Map of Mexico, including Yucatan and Upper California, exhibiting the Chief Cities and Towns, The Principal Travelling Routes and c.
18 x 25.25 in (45.72 x 64.135 cm)
1 : 100000
This is Samuel Augustus Mitchell's important 1847 map of Texas at its fullest, Mexico, and Upper California. This is one of the most important and striking maps issued to illustrate the Mexican American War. Centered on Texas, Mitchell's map covers from 42°N to the Yucatan, and from the Pacific to Cuba. Six Mexican-American War battle fields are identified and illustrated by flags including the Alamo, San Jacinto, Palo Alto, Resaca de la Palma, Buena Vista, and Monterey. The Treaty of Guadeloupe Hidalgo, signed in 1848, ended the war and ceded significant portions of Mexican territory, including Texas and Upper California, to the United States. This map therefore shows the final iteration of Mexican territory before the 1848 cession of California, Texas, and the Southwest.
Texas is here centrally represented its iconic stovepipe form, an ephemeral boundary configuration that lasted between Texas's joining of the United States in 1845 and the Compromise of 1850. The Texas illustrated here follows the original claims of the Republic of Texas, including half of present-day New Mexico and the famous Texas stovepipe. Formed in part by the Rio Grande and Arkansas Rivers, the stovepipe extends north into to what is now central Colorado, including parts of Oklahoma, Kansas and even Wyoming. It is also noteworthy that the stovepipe reached north of the 1820 Missouri Compromise line despite Texas entering the Union as a Slave State. In the Compromise of 1850, Texas was forced to surrender much of its original territory in exchange for federal assumption war debt.
There is a large inset in the upper right focusing on Monterrey, Mexico, entitled, 'The Late Battlefield.' This illustrates the September 21–24, 1846 Battle of Monterrey. During this decisive battle, General Pedro de Ampudia and the Mexican Army of the North was defeated by the Army of Occupation, a force of United States Regulars, volunteers, and Texas Rangers under the command of General Zachary Taylor. The hard-fought urban combat led to heavy casualties on both sides. Following the battle and surrender of the city, both sides negotiated a two-month armistice wherein Mexican forces were allowed an orderly retreat.
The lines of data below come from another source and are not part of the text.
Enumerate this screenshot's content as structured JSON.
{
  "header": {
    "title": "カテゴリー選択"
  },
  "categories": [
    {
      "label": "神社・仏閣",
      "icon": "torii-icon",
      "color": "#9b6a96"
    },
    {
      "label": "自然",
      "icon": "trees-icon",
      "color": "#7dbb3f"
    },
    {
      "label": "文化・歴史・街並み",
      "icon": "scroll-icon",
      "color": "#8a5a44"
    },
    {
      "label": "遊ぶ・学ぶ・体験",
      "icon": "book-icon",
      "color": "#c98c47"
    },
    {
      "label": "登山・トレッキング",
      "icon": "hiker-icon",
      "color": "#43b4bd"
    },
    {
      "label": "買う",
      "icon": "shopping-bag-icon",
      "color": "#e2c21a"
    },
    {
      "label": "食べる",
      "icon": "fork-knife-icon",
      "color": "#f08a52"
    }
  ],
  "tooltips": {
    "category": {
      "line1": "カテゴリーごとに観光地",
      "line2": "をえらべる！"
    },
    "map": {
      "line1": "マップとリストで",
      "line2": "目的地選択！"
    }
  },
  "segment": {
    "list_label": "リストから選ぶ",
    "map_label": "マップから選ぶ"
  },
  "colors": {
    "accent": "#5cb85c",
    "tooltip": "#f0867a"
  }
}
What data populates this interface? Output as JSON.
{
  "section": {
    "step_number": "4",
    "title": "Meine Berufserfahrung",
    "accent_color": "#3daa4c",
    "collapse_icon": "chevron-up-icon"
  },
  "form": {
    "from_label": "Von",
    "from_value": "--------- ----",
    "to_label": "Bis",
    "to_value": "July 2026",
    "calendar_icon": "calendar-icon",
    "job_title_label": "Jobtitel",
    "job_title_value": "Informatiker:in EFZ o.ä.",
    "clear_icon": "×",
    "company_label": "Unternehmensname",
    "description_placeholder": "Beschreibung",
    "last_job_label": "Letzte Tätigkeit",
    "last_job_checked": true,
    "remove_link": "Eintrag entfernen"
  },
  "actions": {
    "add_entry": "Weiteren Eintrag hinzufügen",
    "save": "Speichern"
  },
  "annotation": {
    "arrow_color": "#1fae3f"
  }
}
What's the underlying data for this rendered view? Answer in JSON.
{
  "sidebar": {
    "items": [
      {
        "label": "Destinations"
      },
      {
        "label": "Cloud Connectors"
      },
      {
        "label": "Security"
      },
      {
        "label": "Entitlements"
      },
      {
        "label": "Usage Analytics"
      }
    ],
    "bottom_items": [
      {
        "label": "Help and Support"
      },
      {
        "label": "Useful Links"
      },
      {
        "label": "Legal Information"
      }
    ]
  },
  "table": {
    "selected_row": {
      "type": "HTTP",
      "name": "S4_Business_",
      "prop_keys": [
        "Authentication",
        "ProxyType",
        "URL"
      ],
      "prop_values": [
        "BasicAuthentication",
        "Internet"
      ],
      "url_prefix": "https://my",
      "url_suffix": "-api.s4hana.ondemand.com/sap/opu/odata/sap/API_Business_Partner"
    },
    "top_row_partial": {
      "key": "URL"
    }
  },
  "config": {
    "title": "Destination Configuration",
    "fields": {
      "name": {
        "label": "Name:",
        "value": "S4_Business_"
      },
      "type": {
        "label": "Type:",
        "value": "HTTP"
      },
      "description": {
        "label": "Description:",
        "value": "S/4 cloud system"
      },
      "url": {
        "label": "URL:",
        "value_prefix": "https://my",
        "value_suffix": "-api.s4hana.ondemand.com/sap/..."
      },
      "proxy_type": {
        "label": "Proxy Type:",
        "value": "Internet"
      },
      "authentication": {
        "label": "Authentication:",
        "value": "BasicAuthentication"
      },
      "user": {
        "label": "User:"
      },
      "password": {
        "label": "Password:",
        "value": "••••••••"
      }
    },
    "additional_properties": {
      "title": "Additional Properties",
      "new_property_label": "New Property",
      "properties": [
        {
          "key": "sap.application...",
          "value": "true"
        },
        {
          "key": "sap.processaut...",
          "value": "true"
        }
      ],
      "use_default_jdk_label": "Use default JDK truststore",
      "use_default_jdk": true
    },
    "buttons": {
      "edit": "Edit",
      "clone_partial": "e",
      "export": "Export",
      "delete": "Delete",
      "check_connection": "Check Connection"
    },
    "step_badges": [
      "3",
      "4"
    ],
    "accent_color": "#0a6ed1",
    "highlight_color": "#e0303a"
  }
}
Of additional note is the identification of the Sutter's colony of Sutter's New Helvetia on the Sacramento River. Gold discovered at Sutter's Mill in the following year, 1848, would lead to the 1849 California Gold Rush, and the most significant mass migration in American history. Also of interest is the indication of several emigrant trains, including the Great Spanish Trail to Santa Fe, The Trader's Route to Independence, Mo., and the old Spanish rode to Nacogdoches, and Natchitoches via San Antonio. On the Plate River, the important frontier military settlements of Ft. Laramie and St. Vrain are noted. The Pecos River is curiously identified as 'Puerco.'
There are several states and editions of this map, the present example being the second, issued in 1847. The first edition appeared in 1846. The second, as here, is according to Rumsey the first 1847 edition. A third edition, the second 1847 edition, with an additional attached map detailing the overland route from Veracruz to Mexico City, appeared later in the year. In 1850 a fourth edition was issued separately by Dorby (possibly Derby) and Miller in Auburn, New York. The following year, 1851, saw the release of a fifth and final edition, also issued in Auburn, to illustrate Derby and Miller's History of the War Between the United States and Mexico.
Samuel Augustus Mitchell (March 20, 1792 - December 20, 1868) began his map publishing career in the early 1830s. Having worked as a school teacher, Mitchell was frustrated with the low quality and inaccuracy of school texts of the period. His first maps were an attempt to rectify this problem. In the next 20 years Mitchell would become the most prominent American map publisher of the mid-19th century. Mitchell worked with prominent engravers J. H. Young, H. S. Tanner, and H. N. Burroughs before attaining the full copyright on his maps in 1847. In 1849 Mitchell either partnered with or sold his plates to Thomas, Cowperthwait and Company who continued to publish the Mitchell's Universal Atlas. By about 1856 most of the Mitchell plates and copyrights were acquired by Charles Desilver who continued to publish the maps, many with modified borders and color schemes, until Mitchell's son, Samuel Augustus Mitchell Junior, entered the picture. In 1859, S.A. Mitchell Jr. purchased most of the plates back from Desilver and introduced his own floral motif border. From 1860 on, he published his own editions of the New General Atlas. The younger Mitchell became as prominent as his father, publishing maps and atlases until 1887, when most of the copyrights were again sold and the Mitchell firm closed its doors for the final time. Learn More...
Very good. Laid down on archival tissue.
Wheat, C. I., Mapping of the Transmississippi West, 1540 – 1861, 548.